Tony Kornheiser calls Abbe Lowell “the smartest man in Washington.” He is the D.C. power broker who senators, governors, lobbyists, and even presidents call when they need a good lawyer. Lowell recently joined the Tony Kornheiser Show to help explain what’s going on with the golfers of the LIV Golf tour who recently had a judge rule against them in a lawsuit against the PGA.
LIV Golf defectors are suing the PGA
On Tuesday, August 9, a U.S. District Court judge denied a motion by the lawyers for LIV golfers Talor Gooch, Hudson Swafford, and Matt Jones looking for a temporary restraining order that would allow them to play in the FedEx St. Jude Championship in Memphis, Tennessee, per Golf Digest.
The motion for the three golfers to play this weekend was part of a larger lawsuit filed by 11 golfers. These LIV Golf players include Phil Mickelson, Bryson DeChambeau, Ian Poulter, Abraham Ancer, Carlos Ortiz, Pat Perez, Jason Kokrak, and Peter Uihlein.
The complaint states, “The purpose of this action is to strike down the PGA Tour’s anticompetitive rules and practices that prevent these independent-contractor golfers from playing when and where they choose.”
Abbe Lowell explained on the Tony Kornheiser Show that the overarching lawsuit as to whether the PGA is engaging in “anticompetitive” business practices is extremely complicated and will go on.
The ruling Tuesday was simply a judge saying the other piece of the suit — Gooch, Swafford, and Jones wanting to play in the FedEx Cup playoffs — would not move forward.
The reason for this, Lowell explained, is that for a court to issue an injunction or temporary restating order, the plaintiffs have to show “irreparable harm.”
That’s where the LIV Golf tour players run into trouble.
“Irreparable harm usually means it’s an injury that cannot be compensated but money. And that’s where the LIV players are going to be SOL,” Lowell said. “Because what we know, have seen in the reference to their contract is, not only are they being paid a gazillion dollars … but they are also, according to what we read, have clauses in their agreement with LIV to say, we get a minimum guarantee, we also have a clause that seems to say we get X money if we’re banned from playing from the PGA.”
Lowell also explained that while the public hasn’t seen the players’ contracts that include these stipulations, the judge referred to them, which is why they ruled as they did.
So, while the larger antitrust lawsuit against the PGA will likely drag on for a long time, the legal ramifications from this first part of the suit are now clear.

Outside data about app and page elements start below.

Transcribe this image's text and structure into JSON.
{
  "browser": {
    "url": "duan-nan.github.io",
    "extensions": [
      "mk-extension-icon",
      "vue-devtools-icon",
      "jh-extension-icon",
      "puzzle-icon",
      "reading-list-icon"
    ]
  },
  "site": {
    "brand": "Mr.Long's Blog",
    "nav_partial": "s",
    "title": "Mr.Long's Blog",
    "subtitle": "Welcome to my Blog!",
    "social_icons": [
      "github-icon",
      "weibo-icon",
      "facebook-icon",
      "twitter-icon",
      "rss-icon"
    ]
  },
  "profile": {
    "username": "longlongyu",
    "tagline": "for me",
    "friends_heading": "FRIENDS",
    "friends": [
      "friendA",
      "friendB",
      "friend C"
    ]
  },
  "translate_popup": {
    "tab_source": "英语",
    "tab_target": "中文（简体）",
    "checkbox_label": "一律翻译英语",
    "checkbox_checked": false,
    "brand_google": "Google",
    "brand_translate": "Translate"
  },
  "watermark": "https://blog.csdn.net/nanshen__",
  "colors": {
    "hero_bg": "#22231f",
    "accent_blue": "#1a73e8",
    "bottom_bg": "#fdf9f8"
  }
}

The Saudi-backed LIV Golf tour compensated its players so well that the courts won’t step in and force the PGA to let LIV golfers play until this whole mess gets sorted out.